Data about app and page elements
■ ■ ■

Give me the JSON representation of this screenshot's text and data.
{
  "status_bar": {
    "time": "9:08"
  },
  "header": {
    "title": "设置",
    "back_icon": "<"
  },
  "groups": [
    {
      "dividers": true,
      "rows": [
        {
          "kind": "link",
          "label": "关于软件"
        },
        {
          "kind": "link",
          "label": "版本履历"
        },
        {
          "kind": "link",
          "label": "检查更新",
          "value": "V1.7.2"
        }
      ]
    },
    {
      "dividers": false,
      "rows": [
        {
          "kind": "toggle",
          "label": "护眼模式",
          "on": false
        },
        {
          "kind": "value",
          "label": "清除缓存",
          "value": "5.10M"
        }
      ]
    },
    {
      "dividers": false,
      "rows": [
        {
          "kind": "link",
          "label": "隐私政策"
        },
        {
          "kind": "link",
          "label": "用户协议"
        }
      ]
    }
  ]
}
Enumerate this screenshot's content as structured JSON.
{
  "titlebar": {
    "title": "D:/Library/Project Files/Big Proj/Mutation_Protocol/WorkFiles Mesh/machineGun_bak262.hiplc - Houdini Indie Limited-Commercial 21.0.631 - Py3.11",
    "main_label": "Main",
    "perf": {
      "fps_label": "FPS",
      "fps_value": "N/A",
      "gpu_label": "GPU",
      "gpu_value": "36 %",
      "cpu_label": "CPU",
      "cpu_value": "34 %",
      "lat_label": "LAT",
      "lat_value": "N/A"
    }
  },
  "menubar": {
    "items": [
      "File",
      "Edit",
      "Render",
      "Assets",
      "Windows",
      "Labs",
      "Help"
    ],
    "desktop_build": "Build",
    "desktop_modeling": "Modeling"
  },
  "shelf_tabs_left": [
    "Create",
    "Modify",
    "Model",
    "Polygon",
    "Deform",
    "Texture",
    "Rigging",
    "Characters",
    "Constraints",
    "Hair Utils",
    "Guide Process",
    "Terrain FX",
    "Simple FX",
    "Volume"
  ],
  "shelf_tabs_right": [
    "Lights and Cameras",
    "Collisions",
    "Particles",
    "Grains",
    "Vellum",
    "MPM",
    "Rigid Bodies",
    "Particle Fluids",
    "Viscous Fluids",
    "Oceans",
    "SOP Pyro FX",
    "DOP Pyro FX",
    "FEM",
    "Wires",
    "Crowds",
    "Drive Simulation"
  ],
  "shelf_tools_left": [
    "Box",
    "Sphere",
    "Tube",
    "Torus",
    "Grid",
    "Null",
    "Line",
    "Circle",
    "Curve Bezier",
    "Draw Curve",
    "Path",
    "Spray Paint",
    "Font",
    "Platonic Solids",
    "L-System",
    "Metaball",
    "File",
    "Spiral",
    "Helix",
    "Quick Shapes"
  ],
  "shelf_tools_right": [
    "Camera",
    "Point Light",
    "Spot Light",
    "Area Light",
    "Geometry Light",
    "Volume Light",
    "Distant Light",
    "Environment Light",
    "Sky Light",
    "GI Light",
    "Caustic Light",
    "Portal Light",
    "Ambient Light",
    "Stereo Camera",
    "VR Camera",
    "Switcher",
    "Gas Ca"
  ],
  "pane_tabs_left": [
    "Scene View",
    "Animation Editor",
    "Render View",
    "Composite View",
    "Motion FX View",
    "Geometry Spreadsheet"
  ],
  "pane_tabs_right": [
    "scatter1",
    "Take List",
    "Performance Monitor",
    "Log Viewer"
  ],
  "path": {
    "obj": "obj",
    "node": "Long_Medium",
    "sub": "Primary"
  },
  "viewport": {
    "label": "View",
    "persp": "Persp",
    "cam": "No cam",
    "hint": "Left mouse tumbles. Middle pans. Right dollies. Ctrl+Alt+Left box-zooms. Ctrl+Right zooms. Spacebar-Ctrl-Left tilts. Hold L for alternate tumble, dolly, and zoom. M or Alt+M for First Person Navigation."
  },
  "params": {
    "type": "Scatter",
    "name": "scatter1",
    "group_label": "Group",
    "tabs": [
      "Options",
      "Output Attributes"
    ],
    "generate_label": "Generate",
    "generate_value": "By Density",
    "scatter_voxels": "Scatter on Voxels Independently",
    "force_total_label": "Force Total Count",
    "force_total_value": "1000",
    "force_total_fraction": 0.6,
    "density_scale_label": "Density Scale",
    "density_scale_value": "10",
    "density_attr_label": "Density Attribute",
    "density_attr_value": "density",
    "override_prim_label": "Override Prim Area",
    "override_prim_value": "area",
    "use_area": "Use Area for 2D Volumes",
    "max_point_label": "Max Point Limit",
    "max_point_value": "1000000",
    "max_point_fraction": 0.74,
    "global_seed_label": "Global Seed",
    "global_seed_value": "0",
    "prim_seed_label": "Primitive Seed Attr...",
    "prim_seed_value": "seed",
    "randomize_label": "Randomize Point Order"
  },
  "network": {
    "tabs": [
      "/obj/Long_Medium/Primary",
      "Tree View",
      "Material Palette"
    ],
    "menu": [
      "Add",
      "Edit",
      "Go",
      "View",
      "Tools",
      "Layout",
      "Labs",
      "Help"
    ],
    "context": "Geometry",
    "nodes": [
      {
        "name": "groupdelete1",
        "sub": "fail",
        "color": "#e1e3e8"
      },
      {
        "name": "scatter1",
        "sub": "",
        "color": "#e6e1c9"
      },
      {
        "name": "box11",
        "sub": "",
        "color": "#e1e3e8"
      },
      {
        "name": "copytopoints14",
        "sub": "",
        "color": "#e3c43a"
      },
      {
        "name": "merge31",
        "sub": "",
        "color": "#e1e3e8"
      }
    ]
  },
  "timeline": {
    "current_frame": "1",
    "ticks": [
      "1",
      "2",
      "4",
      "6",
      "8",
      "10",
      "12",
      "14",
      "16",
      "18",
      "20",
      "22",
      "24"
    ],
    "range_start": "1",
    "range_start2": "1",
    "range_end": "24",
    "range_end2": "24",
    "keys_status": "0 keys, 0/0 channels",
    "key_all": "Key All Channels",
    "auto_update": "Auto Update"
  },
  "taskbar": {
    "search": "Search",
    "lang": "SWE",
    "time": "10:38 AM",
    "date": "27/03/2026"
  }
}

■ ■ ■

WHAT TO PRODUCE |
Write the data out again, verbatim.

REPLY TO THE TASK |
Give me the JSON representation of this screenshot's text and data.
{
  "status_bar": {
    "time": "9:08"
  },
  "header": {
    "title": "设置",
    "back_icon": "<"
  },
  "groups": [
    {
      "dividers": true,
      "rows": [
        {
          "kind": "link",
          "label": "关于软件"
        },
        {
          "kind": "link",
          "label": "版本履历"
        },
        {
          "kind": "link",
          "label": "检查更新",
          "value": "V1.7.2"
        }
      ]
    },
    {
      "dividers": false,
      "rows": [
        {
          "kind": "toggle",
          "label": "护眼模式",
          "on": false
        },
        {
          "kind": "value",
          "label": "清除缓存",
          "value": "5.10M"
        }
      ]
    },
    {
      "dividers": false,
      "rows": [
        {
          "kind": "link",
          "label": "隐私政策"
        },
        {
          "kind": "link",
          "label": "用户协议"
        }
      ]
    }
  ]
}
Enumerate this screenshot's content as structured JSON.
{
  "titlebar": {
    "title": "D:/Library/Project Files/Big Proj/Mutation_Protocol/WorkFiles Mesh/machineGun_bak262.hiplc - Houdini Indie Limited-Commercial 21.0.631 - Py3.11",
    "main_label": "Main",
    "perf": {
      "fps_label": "FPS",
      "fps_value": "N/A",
      "gpu_label": "GPU",
      "gpu_value": "36 %",
      "cpu_label": "CPU",
      "cpu_value": "34 %",
      "lat_label": "LAT",
      "lat_value": "N/A"
    }
  },
  "menubar": {
    "items": [
      "File",
      "Edit",
      "Render",
      "Assets",
      "Windows",
      "Labs",
      "Help"
    ],
    "desktop_build": "Build",
    "desktop_modeling": "Modeling"
  },
  "shelf_tabs_left": [
    "Create",
    "Modify",
    "Model",
    "Polygon",
    "Deform",
    "Texture",
    "Rigging",
    "Characters",
    "Constraints",
    "Hair Utils",
    "Guide Process",
    "Terrain FX",
    "Simple FX",
    "Volume"
  ],
  "shelf_tabs_right": [
    "Lights and Cameras",
    "Collisions",
    "Particles",
    "Grains",
    "Vellum",
    "MPM",
    "Rigid Bodies",
    "Particle Fluids",
    "Viscous Fluids",
    "Oceans",
    "SOP Pyro FX",
    "DOP Pyro FX",
    "FEM",
    "Wires",
    "Crowds",
    "Drive Simulation"
  ],
  "shelf_tools_left": [
    "Box",
    "Sphere",
    "Tube",
    "Torus",
    "Grid",
    "Null",
    "Line",
    "Circle",
    "Curve Bezier",
    "Draw Curve",
    "Path",
    "Spray Paint",
    "Font",
    "Platonic Solids",
    "L-System",
    "Metaball",
    "File",
    "Spiral",
    "Helix",
    "Quick Shapes"
  ],
  "shelf_tools_right": [
    "Camera",
    "Point Light",
    "Spot Light",
    "Area Light",
    "Geometry Light",
    "Volume Light",
    "Distant Light",
    "Environment Light",
    "Sky Light",
    "GI Light",
    "Caustic Light",
    "Portal Light",
    "Ambient Light",
    "Stereo Camera",
    "VR Camera",
    "Switcher",
    "Gas Ca"
  ],
  "pane_tabs_left": [
    "Scene View",
    "Animation Editor",
    "Render View",
    "Composite View",
    "Motion FX View",
    "Geometry Spreadsheet"
  ],
  "pane_tabs_right": [
    "scatter1",
    "Take List",
    "Performance Monitor",
    "Log Viewer"
  ],
  "path": {
    "obj": "obj",
    "node": "Long_Medium",
    "sub": "Primary"
  },
  "viewport": {
    "label": "View",
    "persp": "Persp",
    "cam": "No cam",
    "hint": "Left mouse tumbles. Middle pans. Right dollies. Ctrl+Alt+Left box-zooms. Ctrl+Right zooms. Spacebar-Ctrl-Left tilts. Hold L for alternate tumble, dolly, and zoom. M or Alt+M for First Person Navigation."
  },
  "params": {
    "type": "Scatter",
    "name": "scatter1",
    "group_label": "Group",
    "tabs": [
      "Options",
      "Output Attributes"
    ],
    "generate_label": "Generate",
    "generate_value": "By Density",
    "scatter_voxels": "Scatter on Voxels Independently",
    "force_total_label": "Force Total Count",
    "force_total_value": "1000",
    "force_total_fraction": 0.6,
    "density_scale_label": "Density Scale",
    "density_scale_value": "10",
    "density_attr_label": "Density Attribute",
    "density_attr_value": "density",
    "override_prim_label": "Override Prim Area",
    "override_prim_value": "area",
    "use_area": "Use Area for 2D Volumes",
    "max_point_label": "Max Point Limit",
    "max_point_value": "1000000",
    "max_point_fraction": 0.74,
    "global_seed_label": "Global Seed",
    "global_seed_value": "0",
    "prim_seed_label": "Primitive Seed Attr...",
    "prim_seed_value": "seed",
    "randomize_label": "Randomize Point Order"
  },
  "network": {
    "tabs": [
      "/obj/Long_Medium/Primary",
      "Tree View",
      "Material Palette"
    ],
    "menu": [
      "Add",
      "Edit",
      "Go",
      "View",
      "Tools",
      "Layout",
      "Labs",
      "Help"
    ],
    "context": "Geometry",
    "nodes": [
      {
        "name": "groupdelete1",
        "sub": "fail",
        "color": "#e1e3e8"
      },
      {
        "name": "scatter1",
        "sub": "",
        "color": "#e6e1c9"
      },
      {
        "name": "box11",
        "sub": "",
        "color": "#e1e3e8"
      },
      {
        "name": "copytopoints14",
        "sub": "",
        "color": "#e3c43a"
      },
      {
        "name": "merge31",
        "sub": "",
        "color": "#e1e3e8"
      }
    ]
  },
  "timeline": {
    "current_frame": "1",
    "ticks": [
      "1",
      "2",
      "4",
      "6",
      "8",
      "10",
      "12",
      "14",
      "16",
      "18",
      "20",
      "22",
      "24"
    ],
    "range_start": "1",
    "range_start2": "1",
    "range_end": "24",
    "range_end2": "24",
    "keys_status": "0 keys, 0/0 channels",
    "key_all": "Key All Channels",
    "auto_update": "Auto Update"
  },
  "taskbar": {
    "search": "Search",
    "lang": "SWE",
    "time": "10:38 AM",
    "date": "27/03/2026"
  }
}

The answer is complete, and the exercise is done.